YOUR TASK ▸ Your task is to give the data again, exactly, with every line intact.

LISTED ENTRIES ▸
= = = = = = =

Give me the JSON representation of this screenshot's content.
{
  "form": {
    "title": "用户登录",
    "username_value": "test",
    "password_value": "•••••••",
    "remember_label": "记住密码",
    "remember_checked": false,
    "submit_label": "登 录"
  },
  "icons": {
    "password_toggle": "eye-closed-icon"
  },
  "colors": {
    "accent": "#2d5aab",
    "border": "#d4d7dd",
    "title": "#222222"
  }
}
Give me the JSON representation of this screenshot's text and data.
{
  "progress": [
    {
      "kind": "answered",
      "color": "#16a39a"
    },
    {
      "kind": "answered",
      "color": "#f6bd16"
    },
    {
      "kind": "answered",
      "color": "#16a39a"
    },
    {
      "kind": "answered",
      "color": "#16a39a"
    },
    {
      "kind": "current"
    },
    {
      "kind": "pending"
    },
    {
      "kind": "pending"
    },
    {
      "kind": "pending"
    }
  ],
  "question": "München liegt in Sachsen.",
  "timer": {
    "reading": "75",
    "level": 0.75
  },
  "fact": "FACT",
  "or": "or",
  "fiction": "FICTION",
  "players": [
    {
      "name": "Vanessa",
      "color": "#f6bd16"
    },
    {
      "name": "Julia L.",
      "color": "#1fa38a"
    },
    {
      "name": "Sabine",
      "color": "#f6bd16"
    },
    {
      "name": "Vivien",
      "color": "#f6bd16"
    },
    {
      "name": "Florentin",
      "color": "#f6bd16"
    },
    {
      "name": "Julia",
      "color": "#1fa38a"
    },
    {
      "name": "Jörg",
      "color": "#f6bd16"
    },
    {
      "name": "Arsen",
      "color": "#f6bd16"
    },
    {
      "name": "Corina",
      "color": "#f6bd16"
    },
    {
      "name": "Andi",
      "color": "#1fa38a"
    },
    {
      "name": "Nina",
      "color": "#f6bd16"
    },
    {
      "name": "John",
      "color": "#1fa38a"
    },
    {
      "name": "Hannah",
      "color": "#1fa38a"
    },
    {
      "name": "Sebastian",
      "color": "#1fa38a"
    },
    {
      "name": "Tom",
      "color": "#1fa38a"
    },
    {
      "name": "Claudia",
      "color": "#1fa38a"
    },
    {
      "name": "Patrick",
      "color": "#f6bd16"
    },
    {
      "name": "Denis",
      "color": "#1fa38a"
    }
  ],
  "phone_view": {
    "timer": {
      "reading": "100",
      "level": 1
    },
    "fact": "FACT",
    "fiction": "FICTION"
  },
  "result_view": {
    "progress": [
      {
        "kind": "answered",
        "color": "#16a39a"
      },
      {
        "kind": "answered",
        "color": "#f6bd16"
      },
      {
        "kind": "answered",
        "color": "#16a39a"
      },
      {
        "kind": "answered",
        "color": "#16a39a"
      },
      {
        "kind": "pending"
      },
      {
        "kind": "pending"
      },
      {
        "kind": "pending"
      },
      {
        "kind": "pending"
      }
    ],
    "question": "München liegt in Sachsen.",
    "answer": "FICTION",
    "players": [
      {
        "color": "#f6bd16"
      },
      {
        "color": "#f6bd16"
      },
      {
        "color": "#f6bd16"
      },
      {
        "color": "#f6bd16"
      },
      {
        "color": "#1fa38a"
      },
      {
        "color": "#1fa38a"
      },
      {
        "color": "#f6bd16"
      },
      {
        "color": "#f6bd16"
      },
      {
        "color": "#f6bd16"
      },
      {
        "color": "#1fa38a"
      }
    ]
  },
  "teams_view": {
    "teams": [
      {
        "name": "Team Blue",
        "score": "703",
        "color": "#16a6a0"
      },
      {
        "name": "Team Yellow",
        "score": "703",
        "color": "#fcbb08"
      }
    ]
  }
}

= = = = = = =

REPLY TO THE TASK ▸
Give me the JSON representation of this screenshot's content.
{
  "form": {
    "title": "用户登录",
    "username_value": "test",
    "password_value": "•••••••",
    "remember_label": "记住密码",
    "remember_checked": false,
    "submit_label": "登 录"
  },
  "icons": {
    "password_toggle": "eye-closed-icon"
  },
  "colors": {
    "accent": "#2d5aab",
    "border": "#d4d7dd",
    "title": "#222222"
  }
}
Give me the JSON representation of this screenshot's text and data.
{
  "progress": [
    {
      "kind": "answered",
      "color": "#16a39a"
    },
    {
      "kind": "answered",
      "color": "#f6bd16"
    },
    {
      "kind": "answered",
      "color": "#16a39a"
    },
    {
      "kind": "answered",
      "color": "#16a39a"
    },
    {
      "kind": "current"
    },
    {
      "kind": "pending"
    },
    {
      "kind": "pending"
    },
    {
      "kind": "pending"
    }
  ],
  "question": "München liegt in Sachsen.",
  "timer": {
    "reading": "75",
    "level": 0.75
  },
  "fact": "FACT",
  "or": "or",
  "fiction": "FICTION",
  "players": [
    {
      "name": "Vanessa",
      "color": "#f6bd16"
    },
    {
      "name": "Julia L.",
      "color": "#1fa38a"
    },
    {
      "name": "Sabine",
      "color": "#f6bd16"
    },
    {
      "name": "Vivien",
      "color": "#f6bd16"
    },
    {
      "name": "Florentin",
      "color": "#f6bd16"
    },
    {
      "name": "Julia",
      "color": "#1fa38a"
    },
    {
      "name": "Jörg",
      "color": "#f6bd16"
    },
    {
      "name": "Arsen",
      "color": "#f6bd16"
    },
    {
      "name": "Corina",
      "color": "#f6bd16"
    },
    {
      "name": "Andi",
      "color": "#1fa38a"
    },
    {
      "name": "Nina",
      "color": "#f6bd16"
    },
    {
      "name": "John",
      "color": "#1fa38a"
    },
    {
      "name": "Hannah",
      "color": "#1fa38a"
    },
    {
      "name": "Sebastian",
      "color": "#1fa38a"
    },
    {
      "name": "Tom",
      "color": "#1fa38a"
    },
    {
      "name": "Claudia",
      "color": "#1fa38a"
    },
    {
      "name": "Patrick",
      "color": "#f6bd16"
    },
    {
      "name": "Denis",
      "color": "#1fa38a"
    }
  ],
  "phone_view": {
    "timer": {
      "reading": "100",
      "level": 1
    },
    "fact": "FACT",
    "fiction": "FICTION"
  },
  "result_view": {
    "progress": [
      {
        "kind": "answered",
        "color": "#16a39a"
      },
      {
        "kind": "answered",
        "color": "#f6bd16"
      },
      {
        "kind": "answered",
        "color": "#16a39a"
      },
      {
        "kind": "answered",
        "color": "#16a39a"
      },
      {
        "kind": "pending"
      },
      {
        "kind": "pending"
      },
      {
        "kind": "pending"
      },
      {
        "kind": "pending"
      }
    ],
    "question": "München liegt in Sachsen.",
    "answer": "FICTION",
    "players": [
      {
        "color": "#f6bd16"
      },
      {
        "color": "#f6bd16"
      },
      {
        "color": "#f6bd16"
      },
      {
        "color": "#f6bd16"
      },
      {
        "color": "#1fa38a"
      },
      {
        "color": "#1fa38a"
      },
      {
        "color": "#f6bd16"
      },
      {
        "color": "#f6bd16"
      },
      {
        "color": "#f6bd16"
      },
      {
        "color": "#1fa38a"
      }
    ]
  },
  "teams_view": {
    "teams": [
      {
        "name": "Team Blue",
        "score": "703",
        "color": "#16a6a0"
      },
      {
        "name": "Team Yellow",
        "score": "703",
        "color": "#fcbb08"
      }
    ]
  }
}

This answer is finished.